§ WORK TASK:
Pull out every line with the word "label" from the entries below.

[Dataset entries]
..........
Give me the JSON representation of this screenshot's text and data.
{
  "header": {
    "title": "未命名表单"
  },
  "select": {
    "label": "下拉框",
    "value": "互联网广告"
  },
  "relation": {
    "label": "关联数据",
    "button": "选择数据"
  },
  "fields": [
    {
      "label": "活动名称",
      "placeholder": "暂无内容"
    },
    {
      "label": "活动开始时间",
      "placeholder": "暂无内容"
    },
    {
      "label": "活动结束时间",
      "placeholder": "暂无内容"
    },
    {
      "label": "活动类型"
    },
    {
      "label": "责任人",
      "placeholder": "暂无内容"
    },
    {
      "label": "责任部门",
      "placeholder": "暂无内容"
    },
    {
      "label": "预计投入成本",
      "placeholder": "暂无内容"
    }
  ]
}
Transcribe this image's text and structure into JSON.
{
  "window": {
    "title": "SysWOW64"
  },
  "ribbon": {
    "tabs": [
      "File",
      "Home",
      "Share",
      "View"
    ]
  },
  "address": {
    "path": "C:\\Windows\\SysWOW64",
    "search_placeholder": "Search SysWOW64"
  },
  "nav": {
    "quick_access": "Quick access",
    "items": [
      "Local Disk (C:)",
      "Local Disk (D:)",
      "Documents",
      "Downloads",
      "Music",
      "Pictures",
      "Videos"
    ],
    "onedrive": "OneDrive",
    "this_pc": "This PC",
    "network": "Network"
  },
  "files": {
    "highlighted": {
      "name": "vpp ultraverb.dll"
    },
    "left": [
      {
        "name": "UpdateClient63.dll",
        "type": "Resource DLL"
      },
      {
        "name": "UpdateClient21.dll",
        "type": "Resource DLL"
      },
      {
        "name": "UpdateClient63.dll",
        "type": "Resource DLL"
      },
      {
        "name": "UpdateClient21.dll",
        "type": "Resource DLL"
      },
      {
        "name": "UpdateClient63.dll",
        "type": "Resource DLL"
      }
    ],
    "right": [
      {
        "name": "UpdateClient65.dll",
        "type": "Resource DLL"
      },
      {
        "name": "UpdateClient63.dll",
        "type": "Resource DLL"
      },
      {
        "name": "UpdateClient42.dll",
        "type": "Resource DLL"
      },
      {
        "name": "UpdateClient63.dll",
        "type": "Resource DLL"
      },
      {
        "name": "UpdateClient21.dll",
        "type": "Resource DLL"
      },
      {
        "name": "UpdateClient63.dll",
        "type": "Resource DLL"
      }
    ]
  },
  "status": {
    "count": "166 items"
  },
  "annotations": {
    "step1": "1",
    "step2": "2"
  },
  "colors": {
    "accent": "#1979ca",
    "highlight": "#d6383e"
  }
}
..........
§ RESPONSE TO THIS EXERCISE:
    "label": "下拉框",
    "label": "关联数据",
      "label": "活动名称",
      "label": "活动开始时间",
      "label": "活动结束时间",
      "label": "活动类型"
      "label": "责任人",
      "label": "责任部门",
      "label": "预计投入成本",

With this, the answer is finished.